* **WHAT THE TASK ASKS**
Please copy each line from the entries that contains the string "Windows".
-- RECORDS FOR THE TASK follows --
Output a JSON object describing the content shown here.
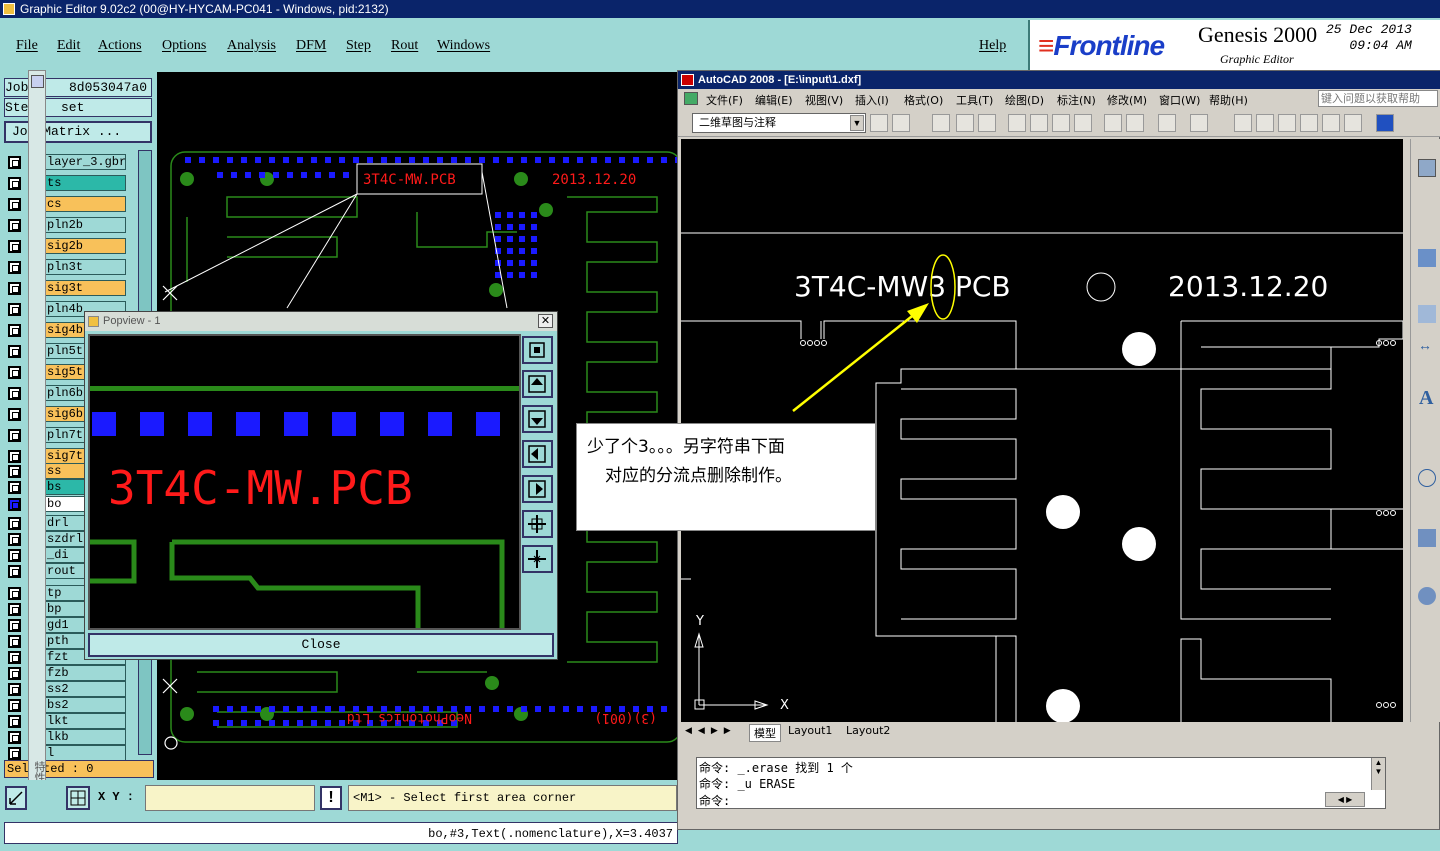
{
  "genesis": {
    "title": "Graphic Editor 9.02c2 (00@HY-HYCAM-PC041 - Windows, pid:2132)",
    "menu": [
      "File",
      "Edit",
      "Actions",
      "Options",
      "Analysis",
      "DFM",
      "Step",
      "Rout",
      "Windows"
    ],
    "help": "Help",
    "brand": {
      "logo": "Frontline",
      "product": "Genesis 2000",
      "subtitle": "Graphic Editor",
      "date": "25 Dec 2013",
      "time": "09:04 AM"
    },
    "job_label": "Job",
    "job_value": "8d053047a0",
    "step_label": "Step",
    "step_value": "set",
    "job_matrix": "Job Matrix ...",
    "vertical_tab": "特性",
    "layers": [
      {
        "name": "layer_3.gbr",
        "color": "#9ed9d6"
      },
      {
        "name": "ts",
        "color": "#2cb8a8"
      },
      {
        "name": "cs",
        "color": "#f8c15a"
      },
      {
        "name": "pln2b",
        "color": "#9ed9d6"
      },
      {
        "name": "sig2b",
        "color": "#f8c15a"
      },
      {
        "name": "pln3t",
        "color": "#9ed9d6"
      },
      {
        "name": "sig3t",
        "color": "#f8c15a"
      },
      {
        "name": "pln4b",
        "color": "#9ed9d6"
      },
      {
        "name": "sig4b",
        "color": "#f8c15a"
      },
      {
        "name": "pln5t",
        "color": "#9ed9d6"
      },
      {
        "name": "sig5t",
        "color": "#f8c15a"
      },
      {
        "name": "pln6b",
        "color": "#9ed9d6"
      },
      {
        "name": "sig6b",
        "color": "#f8c15a"
      },
      {
        "name": "pln7t",
        "color": "#9ed9d6"
      },
      {
        "name": "sig7t",
        "color": "#f8c15a"
      },
      {
        "name": "ss",
        "color": "#f8c15a"
      },
      {
        "name": "bs",
        "color": "#2cb8a8"
      },
      {
        "name": "bo",
        "color": "#ffffff"
      },
      {
        "name": "drl",
        "color": "#9ed9d6"
      },
      {
        "name": "szdrl",
        "color": "#9ed9d6"
      },
      {
        "name": "_di",
        "color": "#9ed9d6"
      },
      {
        "name": "rout",
        "color": "#9ed9d6"
      },
      {
        "name": "tp",
        "color": "#9ed9d6"
      },
      {
        "name": "bp",
        "color": "#9ed9d6"
      },
      {
        "name": "gd1",
        "color": "#9ed9d6"
      },
      {
        "name": "pth",
        "color": "#9ed9d6"
      },
      {
        "name": "fzt",
        "color": "#9ed9d6"
      },
      {
        "name": "fzb",
        "color": "#9ed9d6"
      },
      {
        "name": "ss2",
        "color": "#9ed9d6"
      },
      {
        "name": "bs2",
        "color": "#9ed9d6"
      },
      {
        "name": "lkt",
        "color": "#9ed9d6"
      },
      {
        "name": "lkb",
        "color": "#9ed9d6"
      },
      {
        "name": "l",
        "color": "#9ed9d6"
      }
    ],
    "selected": "Selected : 0",
    "xy_label": "X Y :",
    "xy_value": "",
    "prompt": "<M1> - Select first area corner",
    "status": "bo,#3,Text(.nomenclature),X=3.4037",
    "canvas_texts": {
      "board_name": "3T4C-MW.PCB",
      "board_date": "2013.12.20",
      "bottom_mirror": "NeoPhotonics Ltd",
      "bottom_mirror2": "(3)(001)"
    },
    "colors": {
      "panel": "#9ed9d6",
      "pad_blue": "#1a1aff",
      "trace_green": "#2a8a1a",
      "text_red": "#ff1a1a"
    }
  },
  "popview": {
    "title": "Popview - 1",
    "close": "Close",
    "text": "3T4C-MW.PCB"
  },
  "autocad": {
    "title": "AutoCAD 2008 - [E:\\input\\1.dxf]",
    "menu": [
      "文件(F)",
      "编辑(E)",
      "视图(V)",
      "插入(I)",
      "格式(O)",
      "工具(T)",
      "绘图(D)",
      "标注(N)",
      "修改(M)",
      "窗口(W)",
      "帮助(H)"
    ],
    "help_placeholder": "键入问题以获取帮助",
    "workspace": "二维草图与注释",
    "drawing_name": "3T4C-MW3 PCB",
    "drawing_date": "2013.12.20",
    "tabs": [
      "模型",
      "Layout1",
      "Layout2"
    ],
    "cmd_lines": [
      "命令: _.erase 找到 1 个",
      "命令: _u ERASE",
      "命令:"
    ],
    "axis_y": "Y",
    "axis_x": "X"
  },
  "callout": {
    "line1": "少了个3。。。另字符串下面",
    "line2": "对应的分流点删除制作。"
  }
}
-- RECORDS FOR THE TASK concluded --
* **RESPONSE TO THIS EXERCISE**
    "title": "Graphic Editor 9.02c2 (00@HY-HYCAM-PC041 - Windows, pid:2132)",
      "Windows"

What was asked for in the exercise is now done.